不動産法

不動産購入 ― 瑕疵物件、購入後キャンセル出来るか

Q1:最近、不動産業者を通じてアパートの一室を購入しました。買った後になって、この部屋で1年前に強盗殺人があったという事がわかりました。気味が悪くて、とてもじゃないけど住めません。この不動産購入をキャンセルする事はできますか?    A1:日本で言うところの瑕疵物件ですね。オーストラリアにおいても、こうした「訳アリ」の物件の売買に関する法律が幾つかあります。まず、基本的には、物件の売買に関して買い手は、自己の責任において、物件購入前にこうした瑕疵の有無を調査する事が求められます(これを「Caveat Emptor」と言います)。   しかし今回のように、不動産を不動産業者を通じて購入する場合については、不動産の買い手を保護するための法律が別に存在します。例えばNSW州のProperty, Stock and Business Agents Act 2002の52条は、不動産業者がその物件に「瑕疵」があると知っていたにも関わらず、それについて黙ったまま物件の売買契約を結ぶ事を禁じています。また、消費者保護法(Australian Consumer Law)にも、似たような条項があります(第18条)。   「瑕疵」とはどの様なものかというと、「一般的な不動産購入者にとって、その不動産の購入をするか否かの重要な判断基準になり得るもの」とされています。
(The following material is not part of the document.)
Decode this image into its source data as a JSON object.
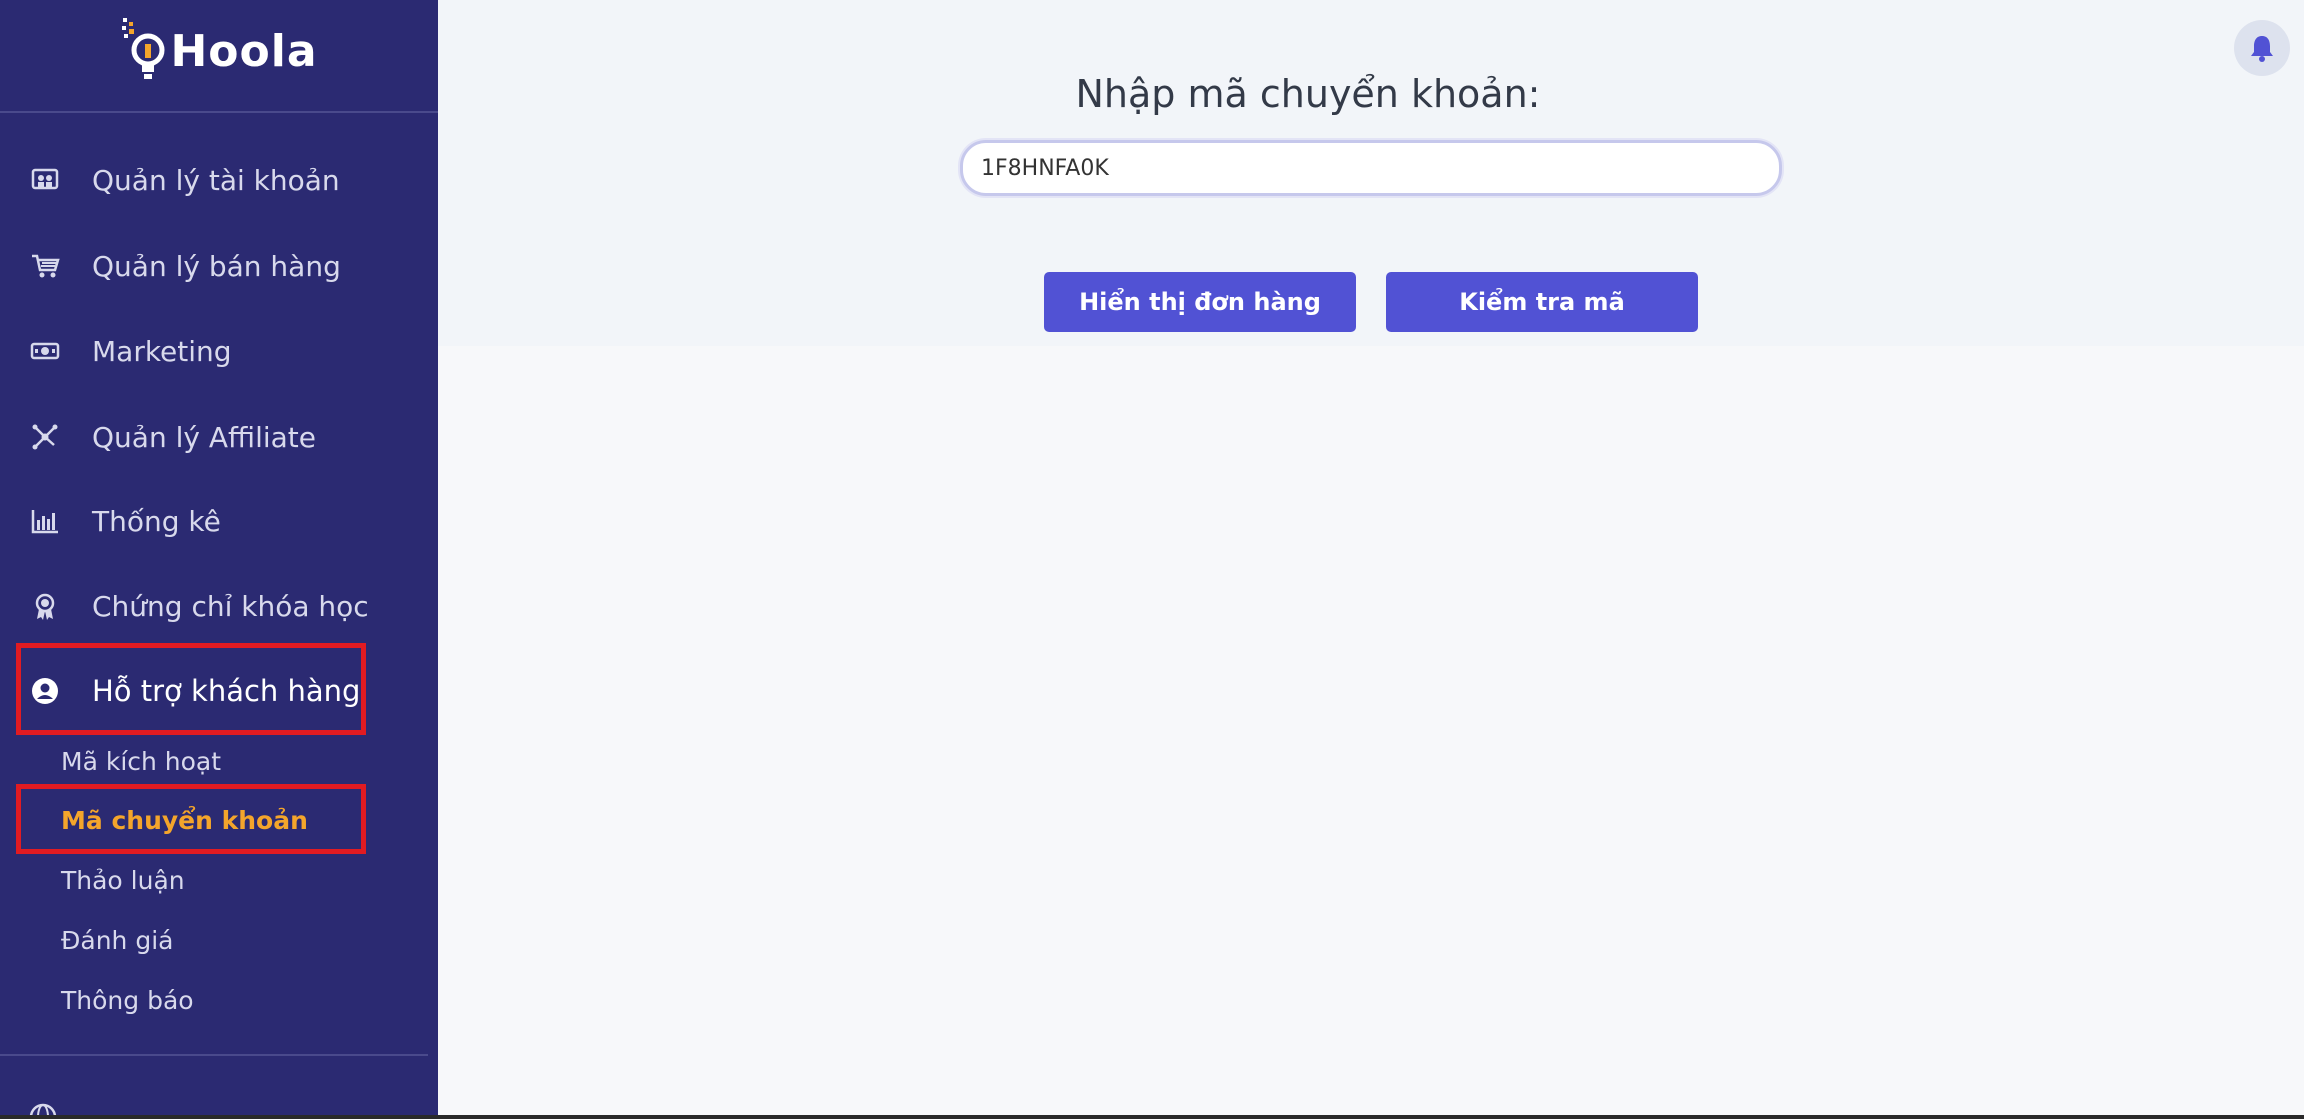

こういった瑕疵には“精神的な汚点(Psychological Stigma)も含まれる”とされており、NSW Fair Tradingによれば、そのアパートの部屋で重大な犯罪が行われた場合などが“精神的な汚点に相当する”とされています。   今回の相談のように、購入後その不動産が「訳アリ」であると発覚した場合、この不動産購入を白紙に戻し、購入金額の全額返還を求めるというのは原則的にできないでしょう。しかし、消費者保護法に基づき賠償を求めて訴えを起こす事は可能です( 第236条)。賠償額は、この瑕疵が知られていたと仮定した上で予想されるこの物件の市場価格と、購入者が実際に支払った購入価格との差額になります。例えば、1年前の強盗殺人事件による“精神的汚点”の影響を考慮した上で「当該物件の市場価格は600,000ドルである」という査定結果が出たとします。しかし不動産業者がこの瑕疵について黙っていたために相談者は750,000ドルでその物件を購入した場合には、その差額150,000ドルの賠償を求めて訴える事になるでしょう。相談者がこの物件を査定額通りの600,000ドルで購入していた場合には、無論、賠償を求める事は出来ません。また、こうした賠償・契約無効の問題とは別に、この不動産会社が前の居住者の強盗殺人の事実を知っていた上で、これを購入者に知らせなかった場合は、不動産業者は罰せられる事があります(上記不動産業者に関する法律52条1項)。